Everybody's favorite... The loop, not Connor
Bamb, zot, whoosh
Tired from a round of golf and a lot of yelling!
Time For A Walk To Lunch
"Can we please climb the trees Grandpa?"
Catalina Country Club For Lunch
As the name implies, the Catalina Visitors Country Club is open to the public, but this wasn't always so. The facility was originally built for William Wrigley’s baseball team, the Chicago Cubs. Now, after a lavish renovation, the club’s eclectic mix of Spanish Colonial design and sports memorabilia exists in elegant ambiance.
Poised on a knoll overlooking romantic Avalon, the landmark Catalina Visitors Country Club is a striking example of Early California Revival architecture, with distressed cream-colored walls, deep green trim, and a Spanish-tile roof.
Brick steps take you up to a broad porch with a spectacular view of Avalon below and the vast Pacific Ocean beyond .As you continue up the stairs through an arched portico, you are greeted by a colorful example of early Catalina's acclaimed tile industry: the Country Club's original drinking fountain.
To the right is a sunny brick patio perfect for weddings with a view. Exchange your vows with the ocean as a backdrop, and then enjoy your reception in the adjacent conference room, a cozy arrangement that works nicely for intimate gatherings.
Through the portico is the Country Club's main courtyard, a lovely spot for both weddings and receptions. Follow the exchange of vows with a champagne toast in the middle of the Courtyard, near an elaborate fountain of island-blue tile.
Connor found a job
Bee chasing is a boys delight... The adults are in hiding
Old three eyes
The patio was delightful
Did you know? - A patio (from the Spanish: patio meaning 'back garden' or 'backyard') is an outdoor space generally used for dining or recreation that often adjoins a residence and is typically paved. It may refer to a roofless inner courtyard of the sort found in Spanish-style dwellings or a paved area between a residence and a garden.
Patios are typically made of concrete or stone slabs laid over a base.
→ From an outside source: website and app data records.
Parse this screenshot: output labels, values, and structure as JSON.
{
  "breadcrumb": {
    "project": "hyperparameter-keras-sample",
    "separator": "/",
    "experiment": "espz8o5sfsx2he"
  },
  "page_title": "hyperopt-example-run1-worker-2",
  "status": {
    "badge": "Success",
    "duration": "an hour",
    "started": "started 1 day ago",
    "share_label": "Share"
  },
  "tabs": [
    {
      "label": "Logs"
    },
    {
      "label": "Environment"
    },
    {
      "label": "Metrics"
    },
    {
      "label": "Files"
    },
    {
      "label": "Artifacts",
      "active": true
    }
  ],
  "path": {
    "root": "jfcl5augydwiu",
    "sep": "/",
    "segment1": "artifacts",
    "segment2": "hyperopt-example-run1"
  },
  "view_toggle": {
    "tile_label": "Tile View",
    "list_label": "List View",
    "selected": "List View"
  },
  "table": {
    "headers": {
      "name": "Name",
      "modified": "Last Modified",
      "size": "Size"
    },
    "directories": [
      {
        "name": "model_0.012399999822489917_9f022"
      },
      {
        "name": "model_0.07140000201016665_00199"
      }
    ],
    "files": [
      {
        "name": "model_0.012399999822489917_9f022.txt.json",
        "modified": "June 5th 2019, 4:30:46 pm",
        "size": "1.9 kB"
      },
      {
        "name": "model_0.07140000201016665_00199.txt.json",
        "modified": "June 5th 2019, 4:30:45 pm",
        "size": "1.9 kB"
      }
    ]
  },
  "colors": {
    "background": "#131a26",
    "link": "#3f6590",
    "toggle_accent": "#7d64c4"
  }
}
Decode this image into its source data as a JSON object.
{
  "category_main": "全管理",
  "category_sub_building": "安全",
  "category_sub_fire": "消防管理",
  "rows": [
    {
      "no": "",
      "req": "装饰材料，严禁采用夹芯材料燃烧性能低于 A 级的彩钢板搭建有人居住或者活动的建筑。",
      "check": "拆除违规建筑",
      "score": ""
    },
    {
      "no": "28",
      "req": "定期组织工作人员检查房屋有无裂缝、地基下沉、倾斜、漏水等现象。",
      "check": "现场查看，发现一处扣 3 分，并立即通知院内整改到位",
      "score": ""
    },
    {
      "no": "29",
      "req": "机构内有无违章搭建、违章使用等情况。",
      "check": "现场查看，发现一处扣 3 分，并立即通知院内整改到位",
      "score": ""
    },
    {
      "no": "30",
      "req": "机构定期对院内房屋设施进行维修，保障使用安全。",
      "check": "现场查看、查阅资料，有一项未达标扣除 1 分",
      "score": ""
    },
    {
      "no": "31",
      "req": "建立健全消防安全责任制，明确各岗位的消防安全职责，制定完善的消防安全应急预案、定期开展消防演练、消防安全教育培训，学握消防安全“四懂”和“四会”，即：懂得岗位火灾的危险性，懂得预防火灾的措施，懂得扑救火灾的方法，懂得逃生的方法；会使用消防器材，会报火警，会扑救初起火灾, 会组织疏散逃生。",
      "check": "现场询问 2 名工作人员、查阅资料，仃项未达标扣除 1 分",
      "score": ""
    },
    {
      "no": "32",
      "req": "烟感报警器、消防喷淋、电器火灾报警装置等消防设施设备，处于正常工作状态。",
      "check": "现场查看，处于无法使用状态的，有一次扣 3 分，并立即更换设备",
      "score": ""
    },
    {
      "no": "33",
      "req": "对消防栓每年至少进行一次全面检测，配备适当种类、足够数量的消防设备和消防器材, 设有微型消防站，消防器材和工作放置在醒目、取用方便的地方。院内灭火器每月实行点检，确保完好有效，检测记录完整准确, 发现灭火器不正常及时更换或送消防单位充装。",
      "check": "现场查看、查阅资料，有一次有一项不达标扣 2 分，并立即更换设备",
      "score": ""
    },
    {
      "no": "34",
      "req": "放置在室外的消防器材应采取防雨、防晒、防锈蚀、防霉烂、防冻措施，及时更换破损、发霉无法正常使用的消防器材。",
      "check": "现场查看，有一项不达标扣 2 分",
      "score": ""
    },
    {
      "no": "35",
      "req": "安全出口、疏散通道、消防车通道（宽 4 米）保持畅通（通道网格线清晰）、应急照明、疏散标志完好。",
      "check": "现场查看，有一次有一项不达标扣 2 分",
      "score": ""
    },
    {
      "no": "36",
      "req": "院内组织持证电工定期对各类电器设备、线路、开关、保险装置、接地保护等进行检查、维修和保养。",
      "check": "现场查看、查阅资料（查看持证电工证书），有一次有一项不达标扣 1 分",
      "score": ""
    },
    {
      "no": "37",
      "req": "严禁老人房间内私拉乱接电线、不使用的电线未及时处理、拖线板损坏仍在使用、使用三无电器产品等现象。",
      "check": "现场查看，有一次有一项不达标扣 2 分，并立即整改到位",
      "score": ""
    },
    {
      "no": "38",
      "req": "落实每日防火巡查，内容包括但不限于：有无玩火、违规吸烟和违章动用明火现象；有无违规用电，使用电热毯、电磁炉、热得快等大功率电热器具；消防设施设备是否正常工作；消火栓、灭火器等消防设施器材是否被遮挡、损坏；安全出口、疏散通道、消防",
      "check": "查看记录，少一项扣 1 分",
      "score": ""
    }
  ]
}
This base is often a layer of compacted stone chips, a layer of sharp sand, and a layer of cement mortar.
Golf and Lunch at Catalina August 2009
Short Walk To The Golf Cart Rental
Darn those French Fries
Mount Ada perched over Avalon
Did you know? - William Wrigley, Jr. bought 99% of Catalina Island in 1919. He chose the setting for his new home on Mt. Ada (named after his wife, Ada) because it received first sunlight in the morning and the last rays at sunset. The Inn is 350 feet above the town and harbor. The building of the Wrigley's home was started in 1920 and completed in 1921. The couple enjoyed their home together through January 1932, when Mr. Wrigley died. Mrs. Wrigley continued to visit until 1947, when she suffered a stroke and lingered in a coma in Pasadena for 11 years. She died in 1958. From 1921 to 1932, the Wrigley's entertained a number of famous guests at their island home, including Presidents Calvin Coolidge, Warren Harding, and the Prince of Wales.
Mr. Wrigley also owned the Chicago Cubs professional baseball team, and invited them to hold their spring training on the island. Following Mrs. Wrigley's death, the home was owned by the Santa Catalina Island Company and used as a tourist attraction. In the 1970's, the home was given to the University of Southern California to be used as a conference center. In 1985, the present innkeepers secured a long-term lease of the property and created the successful business known today as The Inn on Mt. Ada. For the past 18 years in a row, the Inn has been awarded the Mobil Travel Guide 4-Star rating, a rating awarded to only the top 2% of lodging properties in the entire US & Canada.